▸ Work task: Show the lines of the material that contain the word "into".

▬▬▬▬▬▬

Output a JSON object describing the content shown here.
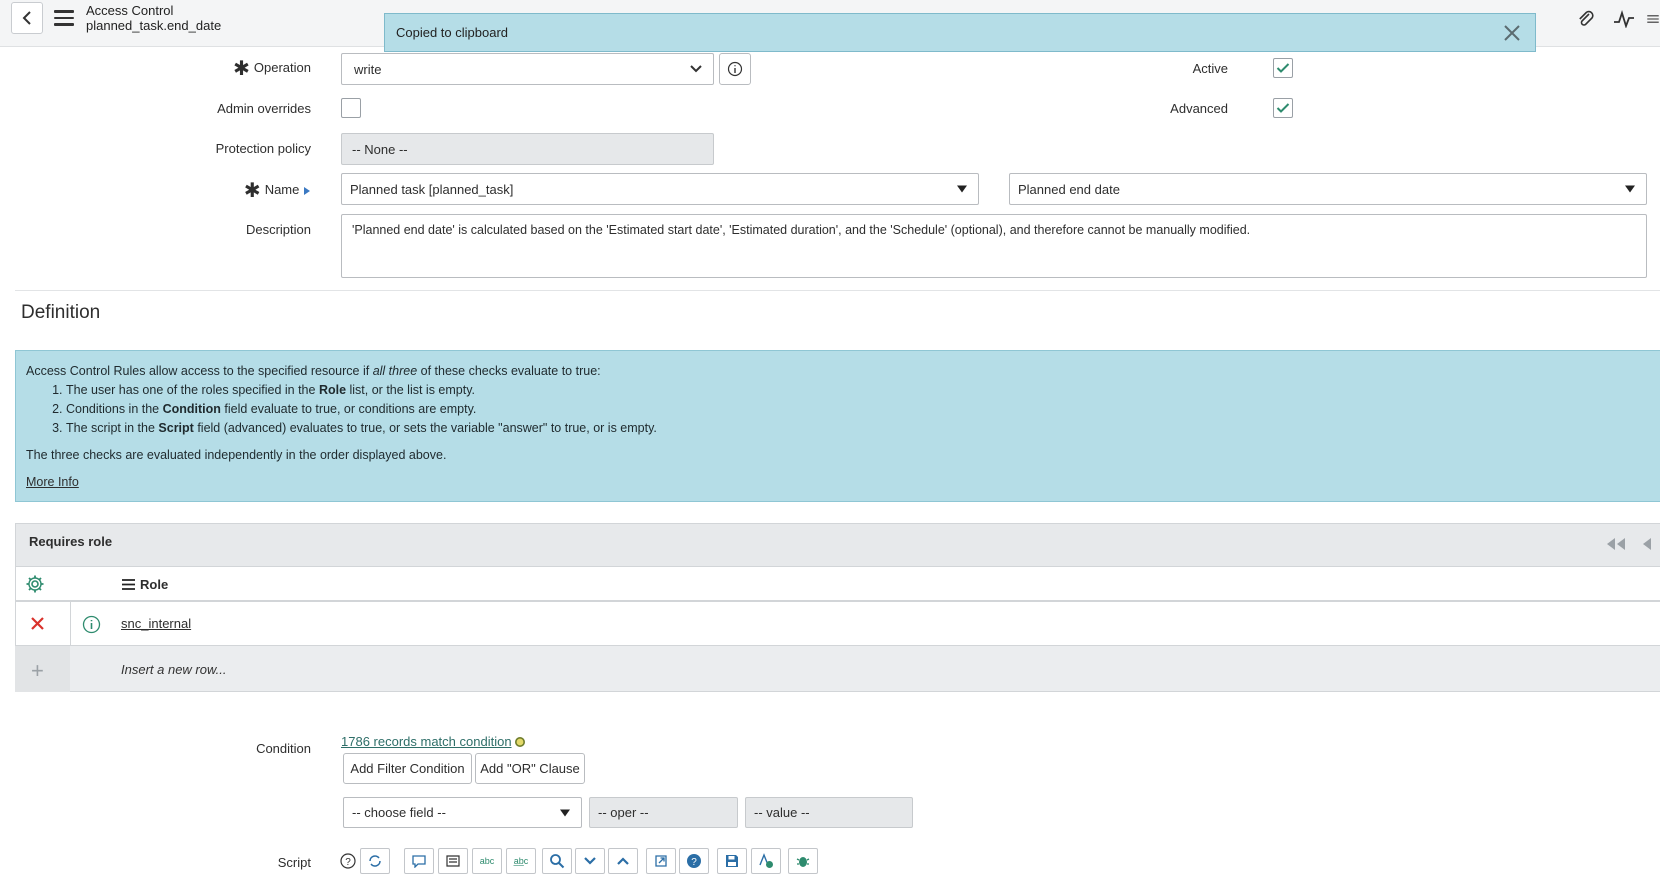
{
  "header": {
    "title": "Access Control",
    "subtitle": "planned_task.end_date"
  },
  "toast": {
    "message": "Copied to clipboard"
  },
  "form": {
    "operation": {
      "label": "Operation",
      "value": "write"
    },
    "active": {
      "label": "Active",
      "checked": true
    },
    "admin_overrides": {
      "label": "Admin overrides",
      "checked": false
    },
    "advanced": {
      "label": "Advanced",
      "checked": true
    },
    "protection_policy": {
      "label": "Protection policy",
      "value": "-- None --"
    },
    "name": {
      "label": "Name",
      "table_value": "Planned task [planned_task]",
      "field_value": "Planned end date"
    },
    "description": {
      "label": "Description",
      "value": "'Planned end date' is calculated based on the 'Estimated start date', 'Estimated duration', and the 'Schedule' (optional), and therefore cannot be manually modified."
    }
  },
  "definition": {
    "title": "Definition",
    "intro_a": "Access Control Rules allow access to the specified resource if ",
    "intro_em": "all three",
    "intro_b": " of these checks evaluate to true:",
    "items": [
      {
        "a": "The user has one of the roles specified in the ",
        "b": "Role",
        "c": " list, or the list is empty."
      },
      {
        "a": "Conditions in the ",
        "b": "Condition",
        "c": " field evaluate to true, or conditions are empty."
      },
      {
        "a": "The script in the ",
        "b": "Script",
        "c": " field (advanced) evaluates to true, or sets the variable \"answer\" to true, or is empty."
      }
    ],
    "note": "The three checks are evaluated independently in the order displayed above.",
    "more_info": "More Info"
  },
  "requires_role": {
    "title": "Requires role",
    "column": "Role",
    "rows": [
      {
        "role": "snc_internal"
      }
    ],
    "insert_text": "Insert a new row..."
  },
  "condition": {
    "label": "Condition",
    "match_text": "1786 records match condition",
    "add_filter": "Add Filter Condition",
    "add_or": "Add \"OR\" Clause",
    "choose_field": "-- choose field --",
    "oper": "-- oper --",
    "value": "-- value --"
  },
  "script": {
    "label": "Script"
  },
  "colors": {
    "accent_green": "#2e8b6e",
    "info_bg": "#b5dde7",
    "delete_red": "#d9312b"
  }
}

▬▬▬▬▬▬

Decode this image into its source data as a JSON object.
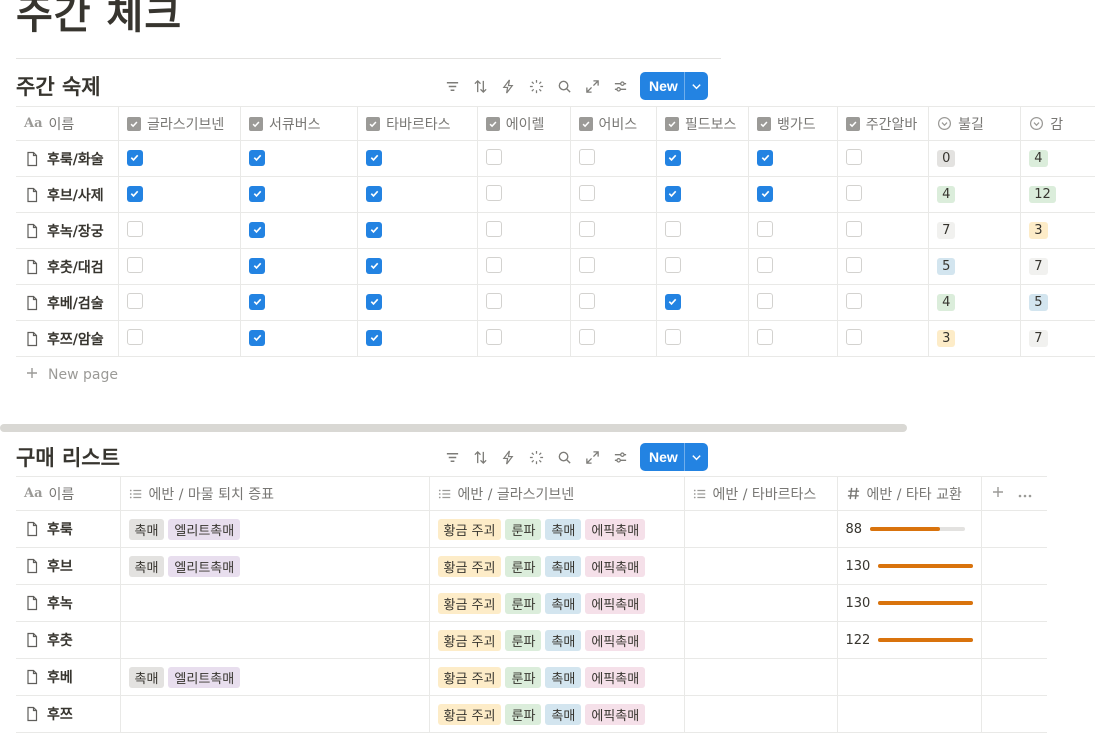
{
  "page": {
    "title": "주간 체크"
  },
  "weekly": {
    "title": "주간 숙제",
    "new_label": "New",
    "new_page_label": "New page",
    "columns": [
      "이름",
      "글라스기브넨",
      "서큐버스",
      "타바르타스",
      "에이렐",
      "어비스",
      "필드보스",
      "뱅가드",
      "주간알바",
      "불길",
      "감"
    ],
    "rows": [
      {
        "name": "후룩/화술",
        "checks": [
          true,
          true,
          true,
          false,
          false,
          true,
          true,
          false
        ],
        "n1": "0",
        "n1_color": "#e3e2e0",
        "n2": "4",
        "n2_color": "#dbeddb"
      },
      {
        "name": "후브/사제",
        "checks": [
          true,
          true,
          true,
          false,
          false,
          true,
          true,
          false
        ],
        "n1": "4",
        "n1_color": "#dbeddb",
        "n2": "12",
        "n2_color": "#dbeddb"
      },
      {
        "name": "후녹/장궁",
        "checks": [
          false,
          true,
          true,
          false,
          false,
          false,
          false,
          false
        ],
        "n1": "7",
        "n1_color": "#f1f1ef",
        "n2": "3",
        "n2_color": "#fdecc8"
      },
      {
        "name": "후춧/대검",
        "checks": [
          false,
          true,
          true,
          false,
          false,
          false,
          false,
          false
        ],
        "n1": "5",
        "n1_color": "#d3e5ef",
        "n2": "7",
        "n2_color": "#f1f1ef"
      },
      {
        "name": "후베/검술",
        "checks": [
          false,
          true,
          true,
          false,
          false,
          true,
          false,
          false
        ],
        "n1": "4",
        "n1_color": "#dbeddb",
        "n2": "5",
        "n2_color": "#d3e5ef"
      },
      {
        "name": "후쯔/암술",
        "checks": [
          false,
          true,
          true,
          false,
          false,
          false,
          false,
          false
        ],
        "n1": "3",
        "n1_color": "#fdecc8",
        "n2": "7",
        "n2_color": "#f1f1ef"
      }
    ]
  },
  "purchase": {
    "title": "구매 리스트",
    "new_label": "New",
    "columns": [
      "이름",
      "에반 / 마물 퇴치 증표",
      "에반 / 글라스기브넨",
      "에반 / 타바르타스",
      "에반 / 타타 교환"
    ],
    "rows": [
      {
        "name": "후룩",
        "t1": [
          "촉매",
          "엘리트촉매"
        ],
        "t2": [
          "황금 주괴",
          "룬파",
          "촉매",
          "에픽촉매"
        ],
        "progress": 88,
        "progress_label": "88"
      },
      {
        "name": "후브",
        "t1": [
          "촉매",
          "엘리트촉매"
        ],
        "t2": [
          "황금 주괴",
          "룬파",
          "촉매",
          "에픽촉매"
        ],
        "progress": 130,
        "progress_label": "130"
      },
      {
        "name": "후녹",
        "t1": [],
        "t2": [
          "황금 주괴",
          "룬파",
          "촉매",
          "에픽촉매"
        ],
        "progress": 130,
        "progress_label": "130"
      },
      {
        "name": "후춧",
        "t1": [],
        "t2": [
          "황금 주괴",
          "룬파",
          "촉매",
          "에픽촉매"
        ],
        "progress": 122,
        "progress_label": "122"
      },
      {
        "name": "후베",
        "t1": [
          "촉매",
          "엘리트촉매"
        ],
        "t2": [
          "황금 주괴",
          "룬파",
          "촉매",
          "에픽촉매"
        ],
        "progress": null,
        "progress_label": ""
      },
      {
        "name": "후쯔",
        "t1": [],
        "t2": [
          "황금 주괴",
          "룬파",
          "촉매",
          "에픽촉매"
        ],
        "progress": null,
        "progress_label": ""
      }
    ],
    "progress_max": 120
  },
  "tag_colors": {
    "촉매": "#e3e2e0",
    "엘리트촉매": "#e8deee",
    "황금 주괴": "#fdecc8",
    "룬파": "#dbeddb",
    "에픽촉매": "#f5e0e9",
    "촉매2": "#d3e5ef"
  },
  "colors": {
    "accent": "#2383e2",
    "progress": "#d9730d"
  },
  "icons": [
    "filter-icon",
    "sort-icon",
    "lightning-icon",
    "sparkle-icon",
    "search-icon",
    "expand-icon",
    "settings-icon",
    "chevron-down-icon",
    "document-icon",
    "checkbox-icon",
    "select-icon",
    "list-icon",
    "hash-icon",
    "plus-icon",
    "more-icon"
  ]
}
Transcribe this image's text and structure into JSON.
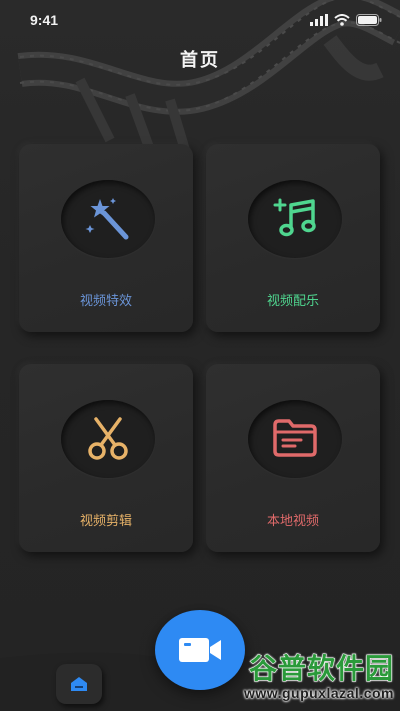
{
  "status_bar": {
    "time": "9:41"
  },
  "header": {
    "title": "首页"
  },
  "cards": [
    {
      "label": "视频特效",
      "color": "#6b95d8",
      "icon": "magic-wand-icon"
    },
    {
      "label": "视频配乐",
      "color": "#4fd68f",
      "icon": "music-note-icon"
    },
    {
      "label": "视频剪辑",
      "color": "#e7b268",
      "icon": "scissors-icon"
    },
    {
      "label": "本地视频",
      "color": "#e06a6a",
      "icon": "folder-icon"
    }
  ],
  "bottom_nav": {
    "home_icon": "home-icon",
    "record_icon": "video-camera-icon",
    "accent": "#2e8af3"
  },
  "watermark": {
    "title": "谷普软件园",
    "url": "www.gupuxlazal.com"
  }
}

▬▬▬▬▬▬

▸ Task solution:
Decode this image into its source data as a JSON object.
Transcribe this image's text and structure into JSON.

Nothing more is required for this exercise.